* What is being asked *
Reprint the lines below as they are, minus the pictures.
----------
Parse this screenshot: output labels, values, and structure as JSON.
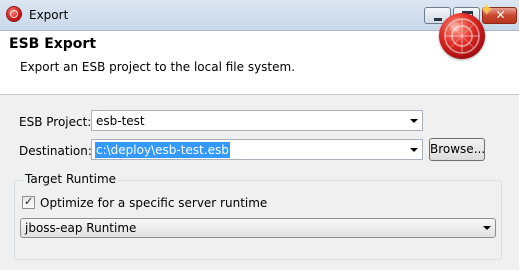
{
  "window": {
    "title": "Export",
    "minimize_icon": "minimize-icon",
    "maximize_icon": "maximize-icon",
    "close_icon": "close-icon",
    "close_glyph": "✕"
  },
  "banner": {
    "title": "ESB Export",
    "description": "Export an ESB project to the local file system.",
    "icon": "esb-export-wizard-icon"
  },
  "form": {
    "project_label": "ESB Project:",
    "project_value": "esb-test",
    "destination_label": "Destination:",
    "destination_value": "c:\\deploy\\esb-test.esb",
    "browse_label": "Browse..."
  },
  "target_runtime": {
    "group_title": "Target Runtime",
    "optimize_label": "Optimize for a specific server runtime",
    "optimize_checked": true,
    "runtime_value": "jboss-eap Runtime"
  }
}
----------
* Answer section *
Parse this screenshot: output labels, values, and structure as JSON.
{
  "window": {
    "title": "Export",
    "minimize_icon": "minimize-icon",
    "maximize_icon": "maximize-icon",
    "close_icon": "close-icon",
    "close_glyph": "✕"
  },
  "banner": {
    "title": "ESB Export",
    "description": "Export an ESB project to the local file system.",
    "icon": "esb-export-wizard-icon"
  },
  "form": {
    "project_label": "ESB Project:",
    "project_value": "esb-test",
    "destination_label": "Destination:",
    "destination_value": "c:\\deploy\\esb-test.esb",
    "browse_label": "Browse..."
  },
  "target_runtime": {
    "group_title": "Target Runtime",
    "optimize_label": "Optimize for a specific server runtime",
    "optimize_checked": true,
    "runtime_value": "jboss-eap Runtime"
  }
}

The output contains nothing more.